Philemon 2.
'The Church in thy house.'

Is there a Church in this house?  Are parents, children, friends, servants, all members of it?  Or are some still unconverted?  Let us pause here and let the question go round - Am I a member of the Church in this house?  How would a father's heart leap for joy, and a mother's eyes fill up with holy tears if from the eldest to the youngest all were saved!  Let us pray for this great mercy until the Lord shall grant it to us.  Probably it has been the dearest object of Philemon's desires to have all his household saved; but it was not at first granted to him in its fulness.  He had a wicked servant, Onesimus, who, having wronged him, ran away from his service.  His master's prayers followed him, and at last, as God would have it, Onesimus was led to hear Paul preach; his heart was touched, and he returned to Philemon, not only to be a faithful servant, but a brother beloved, adding another member to the Church in Philemon's house. Is thre an unconverted servant or child absent this morning?  Make special supplication that such may, on their return to their home, gladden all hearts with good news of what grace has done!  Is there one present?  Let him partake in the same earnest entreaty.

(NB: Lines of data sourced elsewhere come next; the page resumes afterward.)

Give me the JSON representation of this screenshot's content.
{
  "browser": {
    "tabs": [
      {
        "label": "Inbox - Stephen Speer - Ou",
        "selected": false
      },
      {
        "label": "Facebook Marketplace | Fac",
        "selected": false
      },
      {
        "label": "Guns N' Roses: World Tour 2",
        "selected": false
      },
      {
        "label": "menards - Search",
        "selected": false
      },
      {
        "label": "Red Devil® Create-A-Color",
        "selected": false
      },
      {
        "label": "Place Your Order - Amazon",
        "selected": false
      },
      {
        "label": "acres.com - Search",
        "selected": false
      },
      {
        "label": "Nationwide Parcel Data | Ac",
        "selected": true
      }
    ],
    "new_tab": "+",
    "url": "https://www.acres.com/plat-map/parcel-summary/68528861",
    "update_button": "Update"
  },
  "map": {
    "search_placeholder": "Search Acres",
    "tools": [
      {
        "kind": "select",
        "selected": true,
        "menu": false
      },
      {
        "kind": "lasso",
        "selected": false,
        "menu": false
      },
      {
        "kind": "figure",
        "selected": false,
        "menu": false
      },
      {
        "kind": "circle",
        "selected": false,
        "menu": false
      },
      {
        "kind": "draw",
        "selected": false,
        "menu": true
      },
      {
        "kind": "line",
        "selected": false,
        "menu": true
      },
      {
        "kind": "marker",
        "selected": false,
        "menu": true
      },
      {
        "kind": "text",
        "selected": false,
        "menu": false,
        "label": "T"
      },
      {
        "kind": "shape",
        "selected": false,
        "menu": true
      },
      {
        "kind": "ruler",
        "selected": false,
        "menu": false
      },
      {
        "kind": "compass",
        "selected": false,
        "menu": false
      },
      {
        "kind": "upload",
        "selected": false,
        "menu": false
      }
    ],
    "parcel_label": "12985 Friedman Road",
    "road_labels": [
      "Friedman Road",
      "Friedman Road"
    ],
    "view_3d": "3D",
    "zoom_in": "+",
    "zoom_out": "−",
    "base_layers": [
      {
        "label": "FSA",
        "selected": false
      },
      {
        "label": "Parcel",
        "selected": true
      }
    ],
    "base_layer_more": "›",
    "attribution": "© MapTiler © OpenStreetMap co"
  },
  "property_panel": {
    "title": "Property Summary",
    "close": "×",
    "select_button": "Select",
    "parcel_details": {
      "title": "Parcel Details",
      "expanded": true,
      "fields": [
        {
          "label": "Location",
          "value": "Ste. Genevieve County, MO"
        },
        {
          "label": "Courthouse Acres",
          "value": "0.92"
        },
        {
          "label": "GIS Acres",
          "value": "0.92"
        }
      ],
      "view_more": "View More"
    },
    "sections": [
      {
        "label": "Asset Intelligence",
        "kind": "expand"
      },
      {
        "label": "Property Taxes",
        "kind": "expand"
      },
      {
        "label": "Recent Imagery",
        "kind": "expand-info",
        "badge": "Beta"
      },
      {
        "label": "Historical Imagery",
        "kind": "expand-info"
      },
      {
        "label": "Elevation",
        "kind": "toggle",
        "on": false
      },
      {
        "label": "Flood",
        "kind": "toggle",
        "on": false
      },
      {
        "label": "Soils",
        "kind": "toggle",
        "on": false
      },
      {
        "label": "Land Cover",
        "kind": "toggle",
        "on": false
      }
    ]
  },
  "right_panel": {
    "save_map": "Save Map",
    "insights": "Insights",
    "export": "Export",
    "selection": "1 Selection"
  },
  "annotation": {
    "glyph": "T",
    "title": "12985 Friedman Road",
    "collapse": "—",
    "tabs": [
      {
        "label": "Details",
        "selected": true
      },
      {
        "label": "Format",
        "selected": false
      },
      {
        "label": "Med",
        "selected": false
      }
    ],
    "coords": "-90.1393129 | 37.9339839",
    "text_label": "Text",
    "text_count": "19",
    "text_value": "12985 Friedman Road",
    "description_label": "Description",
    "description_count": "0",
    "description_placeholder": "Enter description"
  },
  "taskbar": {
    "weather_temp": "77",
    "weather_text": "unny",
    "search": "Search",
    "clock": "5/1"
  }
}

If there be such a Church in our house, let us order it well, and let all act as in the sight of God.  Let us move in the common affairs of life with studied holiness, diligence, kindness, and integrity.  More is expected of a Church than of an ordinary household; family worship must, in such a case, be more devout and hearty; internal love must be more warm and unbroken, and external conduct must be more sanctified and Christlike.  We need not fear that the smallness of our number will put us out of the list of Churches, for the Holy Spirit has here enrolled a family-church in the inspired book of remembrance.

As a Church let us now draw nigh to the great head of the one Church universal, and let us beseech Him to give us grace to shine before men to the glory of His name.